____ Supplied information

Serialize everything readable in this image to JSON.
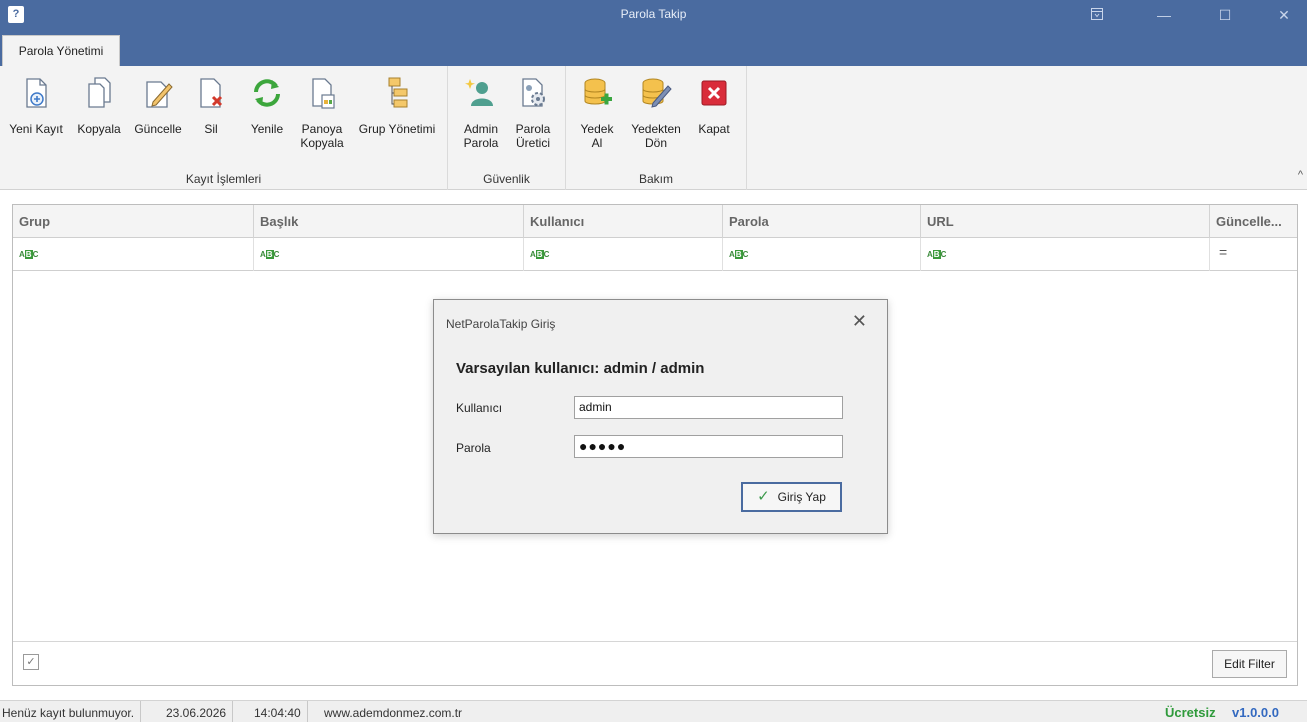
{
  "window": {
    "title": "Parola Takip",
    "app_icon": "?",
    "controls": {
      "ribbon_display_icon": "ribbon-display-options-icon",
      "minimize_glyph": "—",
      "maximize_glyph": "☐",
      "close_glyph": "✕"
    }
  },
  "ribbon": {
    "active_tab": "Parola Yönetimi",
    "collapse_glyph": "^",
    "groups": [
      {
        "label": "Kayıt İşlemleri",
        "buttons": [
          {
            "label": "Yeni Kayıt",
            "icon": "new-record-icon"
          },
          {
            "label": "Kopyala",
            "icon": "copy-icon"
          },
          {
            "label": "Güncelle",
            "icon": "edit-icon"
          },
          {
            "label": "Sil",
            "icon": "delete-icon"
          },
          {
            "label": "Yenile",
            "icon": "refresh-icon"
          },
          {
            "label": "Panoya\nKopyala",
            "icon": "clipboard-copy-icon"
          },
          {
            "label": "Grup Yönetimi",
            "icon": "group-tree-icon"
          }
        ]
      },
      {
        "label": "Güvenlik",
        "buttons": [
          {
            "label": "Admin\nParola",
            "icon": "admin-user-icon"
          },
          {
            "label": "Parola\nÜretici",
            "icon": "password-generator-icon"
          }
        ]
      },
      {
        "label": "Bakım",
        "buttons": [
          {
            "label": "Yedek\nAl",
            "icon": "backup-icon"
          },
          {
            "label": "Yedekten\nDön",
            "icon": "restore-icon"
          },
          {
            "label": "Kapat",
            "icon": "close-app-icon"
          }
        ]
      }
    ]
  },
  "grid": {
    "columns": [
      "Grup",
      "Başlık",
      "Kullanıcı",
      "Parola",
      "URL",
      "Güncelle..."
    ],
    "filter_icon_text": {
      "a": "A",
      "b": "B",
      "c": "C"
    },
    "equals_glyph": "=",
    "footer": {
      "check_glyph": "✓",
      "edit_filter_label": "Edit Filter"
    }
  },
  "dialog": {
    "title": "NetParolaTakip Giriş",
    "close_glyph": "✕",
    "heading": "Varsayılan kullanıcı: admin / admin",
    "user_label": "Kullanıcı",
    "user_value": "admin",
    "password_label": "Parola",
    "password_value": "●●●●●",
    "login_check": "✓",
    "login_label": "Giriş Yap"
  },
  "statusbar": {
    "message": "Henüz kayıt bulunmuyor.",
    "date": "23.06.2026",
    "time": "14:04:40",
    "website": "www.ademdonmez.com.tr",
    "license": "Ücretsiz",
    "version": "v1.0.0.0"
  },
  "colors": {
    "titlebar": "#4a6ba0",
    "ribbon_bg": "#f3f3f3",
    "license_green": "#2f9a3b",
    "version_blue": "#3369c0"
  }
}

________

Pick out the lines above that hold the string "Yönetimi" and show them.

■ Written solution
    "active_tab": "Parola Yönetimi",
            "label": "Grup Yönetimi",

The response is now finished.